I want to introduce you to some misunderstood plants.
Most of us think of thistles as weeds – most of the ones we see along roadsides and field edges are not native and very aggressive. But there are several native thistles that are well behaved, and will even grow well in gardens. I’ve planted three species of native thistles in our prairie meadow. One of them is blooming right now.
Field Thistle is a very tall biennial. The first year it produces only leaves in a rosette close to the ground; the second year it grows a tall flowering stalk, and then dies after it flowers and goes to seed.
Here it is blooming in the Prairie Meadow on August 20, 2013.
Here are the other two thistles I planted in the prairie meadow. Neither has bloomed yet, so these photos are from our farm.
Swamp Thistle in our wetland at the farm
Tall Thistle – This is a REALLY tall thistle – sometimes as much as 10 feet tall. It grows in shady woods or woods edges.
It’s hard to get a photo of what the whole plant looks like because it’s so tall, but here’s one that’s about 7 feet tall.
All kinds of insects nectar on thistle flowers. Here are a few examples.
Bumble bees, Soldier Beetles, and other unknown beetles on Field Thistle
Giant Swallowtail Butterfly on Field Thistle
Monarch Butterfly and Fritillary Butterfly on Field Thistle

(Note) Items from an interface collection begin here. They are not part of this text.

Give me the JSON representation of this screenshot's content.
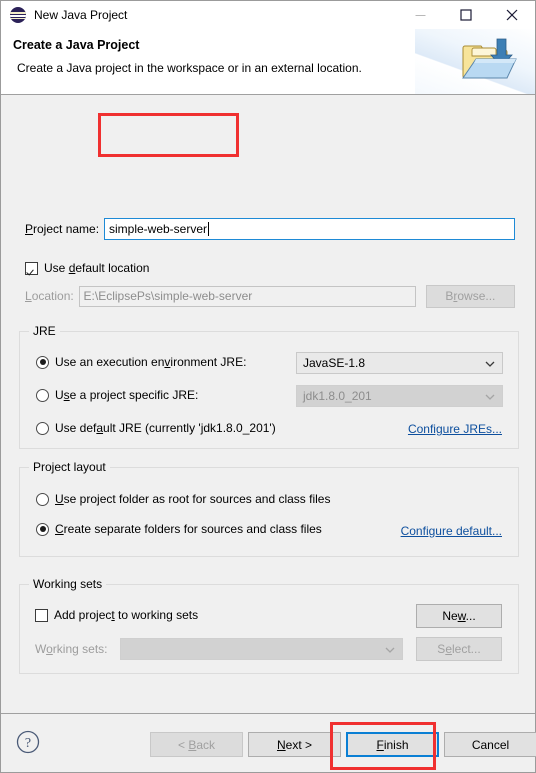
{
  "window": {
    "title": "New Java Project",
    "app_icon": "eclipse-logo-icon",
    "controls": {
      "minimize": "minimize-icon",
      "maximize": "maximize-icon",
      "close": "close-icon"
    }
  },
  "banner": {
    "title": "Create a Java Project",
    "description": "Create a Java project in the workspace or in an external location.",
    "icon": "new-java-project-folder-icon"
  },
  "project_name": {
    "label": "Project name:",
    "label_mnemonic": "P",
    "value": "simple-web-server",
    "placeholder": "",
    "focused": true
  },
  "location": {
    "use_default_label": "Use default location",
    "use_default_mnemonic": "d",
    "use_default_checked": true,
    "label": "Location:",
    "label_mnemonic": "L",
    "value": "E:\\EclipsePs\\simple-web-server",
    "enabled": false,
    "browse_label": "Browse...",
    "browse_mnemonic": "r",
    "browse_enabled": false
  },
  "jre": {
    "group_title": "JRE",
    "options": [
      {
        "label": "Use an execution environment JRE:",
        "mnemonic": "v",
        "selected": true,
        "combo_value": "JavaSE-1.8",
        "combo_enabled": true
      },
      {
        "label": "Use a project specific JRE:",
        "mnemonic": "s",
        "selected": false,
        "combo_value": "jdk1.8.0_201",
        "combo_enabled": false
      },
      {
        "label": "Use default JRE (currently 'jdk1.8.0_201')",
        "mnemonic": "a",
        "selected": false
      }
    ],
    "configure_link": "Configure JREs..."
  },
  "project_layout": {
    "group_title": "Project layout",
    "options": [
      {
        "label": "Use project folder as root for sources and class files",
        "mnemonic": "U",
        "selected": false
      },
      {
        "label": "Create separate folders for sources and class files",
        "mnemonic": "C",
        "selected": true
      }
    ],
    "configure_link": "Configure default..."
  },
  "working_sets": {
    "group_title": "Working sets",
    "add_label": "Add project to working sets",
    "add_mnemonic": "t",
    "add_checked": false,
    "sets_label": "Working sets:",
    "sets_mnemonic": "o",
    "sets_value": "",
    "sets_enabled": false,
    "new_label": "New...",
    "new_mnemonic": "w",
    "select_label": "Select...",
    "select_mnemonic": "e",
    "select_enabled": false
  },
  "footer": {
    "help_icon": "help-question-icon",
    "buttons": [
      {
        "label": "< Back",
        "mnemonic": "B",
        "enabled": false
      },
      {
        "label": "Next >",
        "mnemonic": "N",
        "enabled": true
      },
      {
        "label": "Finish",
        "mnemonic": "F",
        "enabled": true,
        "focused": true
      },
      {
        "label": "Cancel",
        "mnemonic": "",
        "enabled": true
      }
    ]
  },
  "annotations": {
    "highlight_color": "#f03030",
    "focus_color": "#0a7fd4",
    "targets": [
      "project-name-input",
      "finish-button"
    ]
  }
}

Painted Lady Butterflies lay their eggs on thistles, and their caterpillars eat the leaves. The caterpillars build a ‘nest’ of silk along the stem and retreat into it for protection. This is a Painted Lady caterpillar nest on Field Thistle.

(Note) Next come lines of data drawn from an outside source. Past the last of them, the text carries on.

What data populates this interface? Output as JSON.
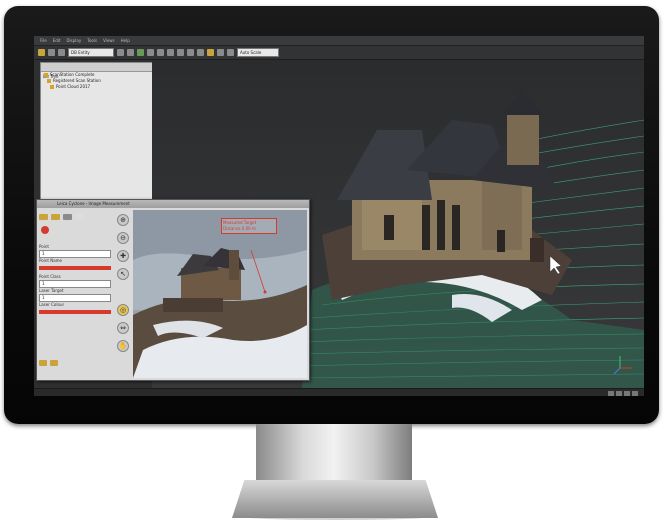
{
  "menubar": {
    "items": [
      "File",
      "Edit",
      "Display",
      "Tools",
      "Views",
      "Help"
    ]
  },
  "toolbar": {
    "view_dropdown": "DB Entity",
    "scale_dropdown": "Auto Scale"
  },
  "db_tree": {
    "title": "DB Tree",
    "items": [
      "ScanStation Complete",
      "Registered Scan Station",
      "Point Cloud 2017"
    ]
  },
  "dialog": {
    "title": "Leica Cyclone - Image Measurement",
    "fields": [
      {
        "label": "Point",
        "value": "1"
      },
      {
        "label": "Point Name",
        "value": ""
      },
      {
        "label": "Point Class",
        "value": "1"
      },
      {
        "label": "Laser Target",
        "value": "1"
      },
      {
        "label": "Laser Colour",
        "value": ""
      }
    ],
    "annotation": [
      "Measured Target",
      "Distance 0.00 m"
    ]
  },
  "colors": {
    "accent_red": "#d63a2c",
    "contour_green": "#3fbf8a"
  }
}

Here’s a photo of an adult Painted Lady butterfly.
Goldfinches also use thistles. Unlike many songbirds, Goldfinches don’t start nesting right away in the spring. They time their nesting to coincide with the maturing of the thistle seed heads. They eat the seeds and use the seed fluff to line their nests.
Goldfinch nest lined with thistle fluff
So please take a new look at thistles, and enjoy the ones that are blooming in our prairie meadow. If you visit the flowers during the day, you’ll probably be able to watch some birds or insects visiting them.
August 22, 2013